Exercise instructions: Pull every line containing the word "note" from the records.

== Study material

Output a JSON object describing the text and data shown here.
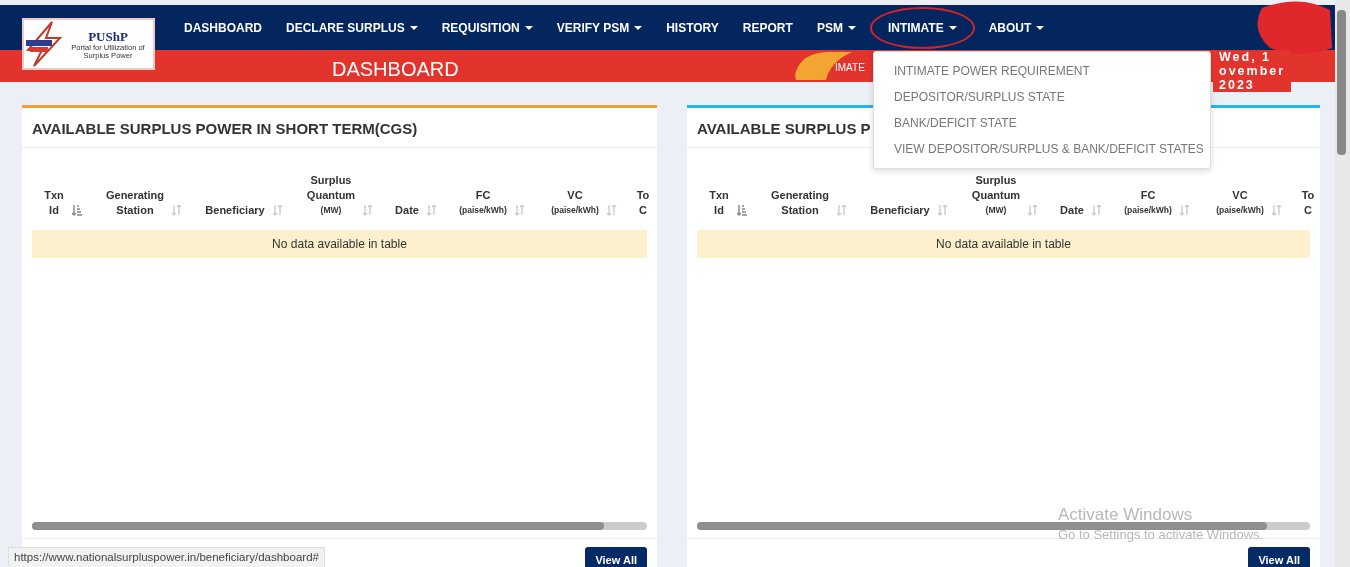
{
  "logo": {
    "title": "PUShP",
    "subtitle": "Portal for Utilization of Surplus Power"
  },
  "nav": [
    {
      "label": "DASHBOARD",
      "dropdown": false,
      "expanded": false
    },
    {
      "label": "DECLARE SURPLUS",
      "dropdown": true,
      "expanded": false
    },
    {
      "label": "REQUISITION",
      "dropdown": true,
      "expanded": false
    },
    {
      "label": "VERIFY PSM",
      "dropdown": true,
      "expanded": false
    },
    {
      "label": "HISTORY",
      "dropdown": false,
      "expanded": false
    },
    {
      "label": "REPORT",
      "dropdown": false,
      "expanded": false
    },
    {
      "label": "PSM",
      "dropdown": true,
      "expanded": false
    },
    {
      "label": "INTIMATE",
      "dropdown": true,
      "expanded": true
    },
    {
      "label": "ABOUT",
      "dropdown": true,
      "expanded": false
    }
  ],
  "dropdown_menu": [
    "INTIMATE POWER REQUIREMENT",
    "DEPOSITOR/SURPLUS STATE",
    "BANK/DEFICIT STATE",
    "VIEW DEPOSITOR/SURPLUS & BANK/DEFICIT STATES"
  ],
  "page_title": "DASHBOARD",
  "ticker": "IMATE",
  "date_lines": [
    "Wed, 1",
    "ovember",
    "2023"
  ],
  "panels": [
    {
      "title": "AVAILABLE SURPLUS POWER IN SHORT TERM(CGS)",
      "color": "#f0a030",
      "empty_message": "No data available in table",
      "button": "View All",
      "columns": [
        {
          "lines": [
            "Txn",
            "Id"
          ],
          "sorted": true
        },
        {
          "lines": [
            "Generating",
            "Station"
          ],
          "sorted": false
        },
        {
          "lines": [
            "Beneficiary"
          ],
          "sorted": false
        },
        {
          "lines": [
            "Surplus",
            "Quantum"
          ],
          "unit": "(MW)",
          "sorted": false
        },
        {
          "lines": [
            "Date"
          ],
          "sorted": false
        },
        {
          "lines": [
            "FC"
          ],
          "unit": "(paise/kWh)",
          "sorted": false
        },
        {
          "lines": [
            "VC"
          ],
          "unit": "(paise/kWh)",
          "sorted": false
        },
        {
          "lines": [
            "To",
            "C"
          ]
        }
      ]
    },
    {
      "title": "AVAILABLE SURPLUS P",
      "color": "#22b8e8",
      "empty_message": "No data available in table",
      "button": "View All",
      "columns": [
        {
          "lines": [
            "Txn",
            "Id"
          ],
          "sorted": true
        },
        {
          "lines": [
            "Generating",
            "Station"
          ],
          "sorted": false
        },
        {
          "lines": [
            "Beneficiary"
          ],
          "sorted": false
        },
        {
          "lines": [
            "Surplus",
            "Quantum"
          ],
          "unit": "(MW)",
          "sorted": false
        },
        {
          "lines": [
            "Date"
          ],
          "sorted": false
        },
        {
          "lines": [
            "FC"
          ],
          "unit": "(paise/kWh)",
          "sorted": false
        },
        {
          "lines": [
            "VC"
          ],
          "unit": "(paise/kWh)",
          "sorted": false
        },
        {
          "lines": [
            "To",
            "C"
          ]
        }
      ]
    }
  ],
  "status_url": "https://www.nationalsurpluspower.in/beneficiary/dashboard#",
  "os_notice": {
    "title": "Activate Windows",
    "text": "Go to Settings to activate Windows."
  }
}
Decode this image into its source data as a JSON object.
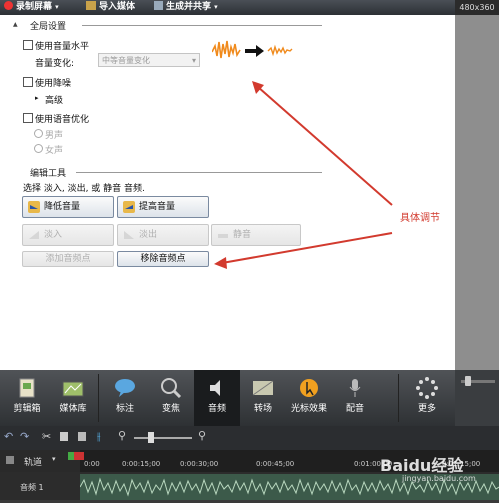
{
  "toolbar": {
    "record_screen": "录制屏幕",
    "import_media": "导入媒体",
    "produce_share": "生成并共享",
    "resolution": "480x360"
  },
  "global_settings": {
    "title": "全局设置",
    "enable_volume_leveling": "使用音量水平",
    "volume_change_label": "音量变化:",
    "volume_change_value": "中等音量变化",
    "enable_noise_removal": "使用降噪",
    "advanced": "高级",
    "enable_voice_enhancement": "使用语音优化",
    "male": "男声",
    "female": "女声"
  },
  "edit_tools": {
    "title": "编辑工具",
    "instruction": "选择 淡入, 淡出, 或 静音 音频.",
    "lower_volume": "降低音量",
    "raise_volume": "提高音量",
    "fade_in": "淡入",
    "fade_out": "淡出",
    "silence": "静音",
    "add_volume_point": "添加音频点",
    "remove_volume_point": "移除音频点"
  },
  "annotation": {
    "label": "具体调节",
    "color": "#d23a2e"
  },
  "tools": {
    "items": [
      {
        "label": "剪辑箱",
        "icon": "clip-bin-icon"
      },
      {
        "label": "媒体库",
        "icon": "library-icon"
      },
      {
        "label": "标注",
        "icon": "callout-icon"
      },
      {
        "label": "变焦",
        "icon": "zoom-icon"
      },
      {
        "label": "音频",
        "icon": "audio-icon"
      },
      {
        "label": "转场",
        "icon": "transition-icon"
      },
      {
        "label": "光标效果",
        "icon": "cursor-effects-icon"
      },
      {
        "label": "配音",
        "icon": "voice-narration-icon"
      },
      {
        "label": "更多",
        "icon": "more-icon"
      }
    ]
  },
  "timeline": {
    "tracks_label": "轨道",
    "track_name": "音频 1",
    "times": [
      "0:00",
      "0:00:15;00",
      "0:00:30;00",
      "0:00:45;00",
      "0:01:00;00",
      "0:01:15;00"
    ],
    "watermark": "Baidu经验",
    "watermark_url": "jingyan.baidu.com"
  }
}
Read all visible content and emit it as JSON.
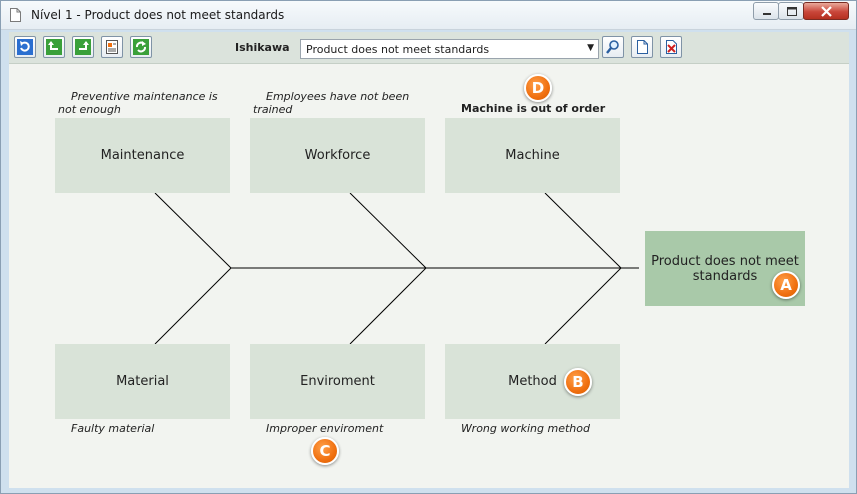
{
  "window": {
    "title": "Nível 1 - Product does not meet standards"
  },
  "toolbar": {
    "label": "Ishikawa",
    "select_value": "Product does not meet standards"
  },
  "effect": {
    "text": "Product does not meet standards"
  },
  "causes": {
    "maintenance": {
      "label": "Maintenance",
      "note": "Preventive maintenance is not enough"
    },
    "workforce": {
      "label": "Workforce",
      "note": "Employees have not been trained"
    },
    "machine": {
      "label": "Machine",
      "note": "Machine is out of order"
    },
    "material": {
      "label": "Material",
      "note": "Faulty material"
    },
    "enviroment": {
      "label": "Enviroment",
      "note": "Improper enviroment"
    },
    "method": {
      "label": "Method",
      "note": "Wrong working method"
    }
  },
  "badges": {
    "a": "A",
    "b": "B",
    "c": "C",
    "d": "D"
  },
  "colors": {
    "accent": "#f07010",
    "box": "#d9e3d8",
    "effect_box": "#a9c9a9"
  }
}
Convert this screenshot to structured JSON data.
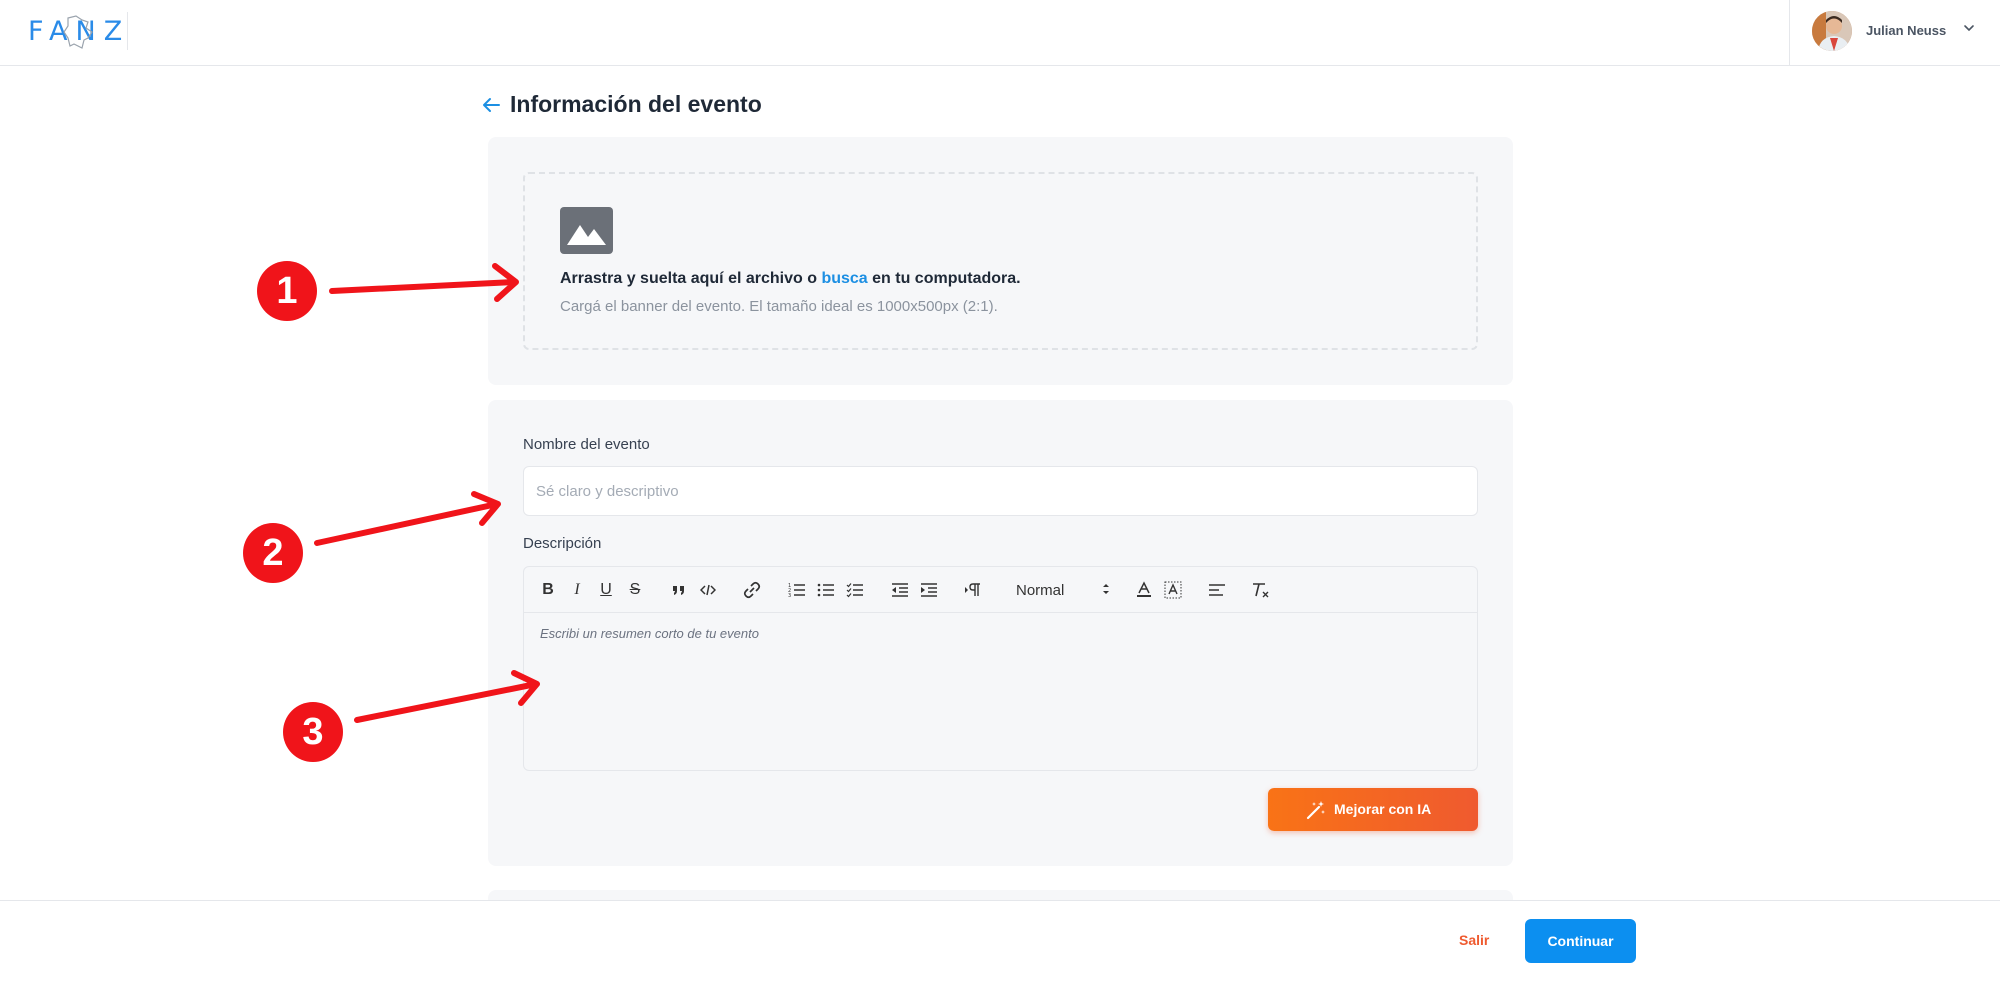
{
  "header": {
    "logo_text": "FANZ",
    "user_name": "Julian Neuss"
  },
  "page": {
    "title": "Información del evento"
  },
  "upload": {
    "text_before": "Arrastra y suelta aquí el archivo o ",
    "link": "busca",
    "text_after": " en tu computadora.",
    "hint": "Cargá el banner del evento. El tamaño ideal es 1000x500px (2:1)."
  },
  "form": {
    "name_label": "Nombre del evento",
    "name_placeholder": "Sé claro y descriptivo",
    "description_label": "Descripción",
    "description_placeholder": "Escribi un resumen corto de tu evento",
    "heading_select": "Normal",
    "ai_button": "Mejorar con IA"
  },
  "footer": {
    "exit": "Salir",
    "continue": "Continuar"
  },
  "annotations": {
    "badges": [
      "1",
      "2",
      "3"
    ],
    "color": "#f0141a"
  },
  "colors": {
    "accent": "#0c8ff0",
    "brand": "#2a8be8",
    "ai_gradient_start": "#f97316",
    "ai_gradient_end": "#ef5a2f"
  }
}
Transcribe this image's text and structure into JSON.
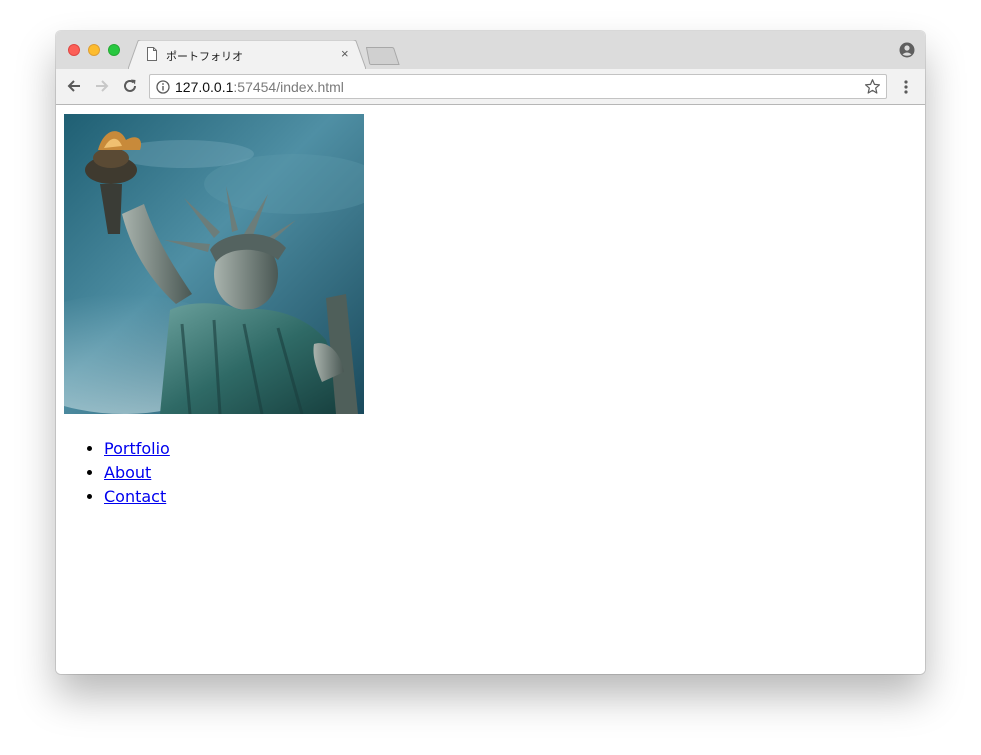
{
  "browser": {
    "tab": {
      "title": "ポートフォリオ",
      "close_glyph": "×",
      "icon": "document-icon"
    },
    "new_tab_icon": "new-tab-icon",
    "profile_icon": "profile-icon",
    "toolbar": {
      "back_icon": "back-arrow-icon",
      "forward_icon": "forward-arrow-icon",
      "reload_icon": "reload-icon",
      "info_icon": "info-icon",
      "bookmark_icon": "star-icon",
      "menu_icon": "menu-dots-icon"
    },
    "address": {
      "host": "127.0.0.1",
      "rest": ":57454/index.html"
    },
    "colors": {
      "titlebar": "#dcdcdc",
      "toolbar": "#f2f2f2",
      "close": "#fc5f57",
      "minimize": "#fdbc2e",
      "zoom": "#28c840",
      "link": "#0000ee"
    }
  },
  "page": {
    "hero_image": "statue-of-liberty-photo",
    "nav": {
      "items": [
        {
          "label": "Portfolio"
        },
        {
          "label": "About"
        },
        {
          "label": "Contact"
        }
      ]
    }
  }
}
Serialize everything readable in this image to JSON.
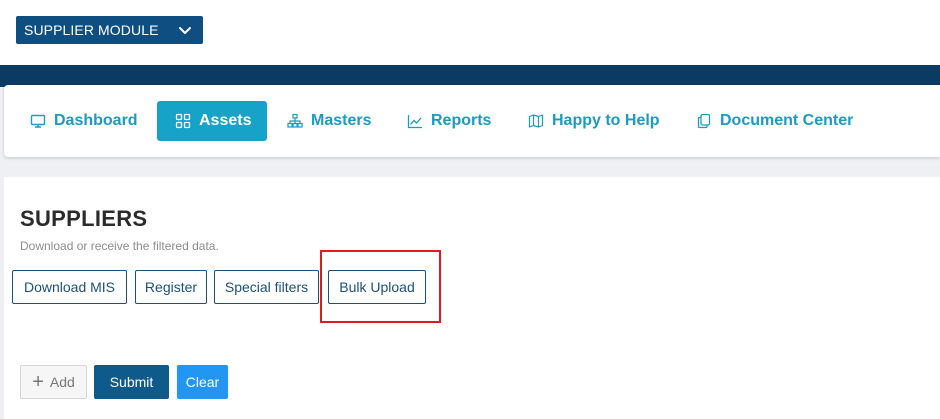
{
  "module_selector": {
    "label": "SUPPLIER MODULE",
    "icon": "chevron-down-icon"
  },
  "nav": {
    "items": [
      {
        "label": "Dashboard",
        "icon": "monitor-icon",
        "active": false
      },
      {
        "label": "Assets",
        "icon": "grid-icon",
        "active": true
      },
      {
        "label": "Masters",
        "icon": "sitemap-icon",
        "active": false
      },
      {
        "label": "Reports",
        "icon": "line-chart-icon",
        "active": false
      },
      {
        "label": "Happy to Help",
        "icon": "map-icon",
        "active": false
      },
      {
        "label": "Document Center",
        "icon": "documents-icon",
        "active": false
      }
    ]
  },
  "page": {
    "title": "SUPPLIERS",
    "subtitle": "Download or receive the filtered data."
  },
  "actions": {
    "download_mis": "Download MIS",
    "register": "Register",
    "special_filters": "Special filters",
    "bulk_upload": "Bulk Upload"
  },
  "form_buttons": {
    "add": "Add",
    "submit": "Submit",
    "clear": "Clear"
  },
  "colors": {
    "header_band": "#0b3a63",
    "nav_text": "#1a9bbf",
    "nav_active_bg": "#17a2c8",
    "submit": "#0e5a8a",
    "clear": "#2196f3",
    "highlight": "#e01b24"
  }
}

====

Written answer:
      "note": "Preventive maintenance is not enough"
      "note": "Employees have not been trained"
      "note": "Machine is out of order"
      "note": "Faulty material"
      "note": "Improper enviroment"
      "note": "Wrong working method"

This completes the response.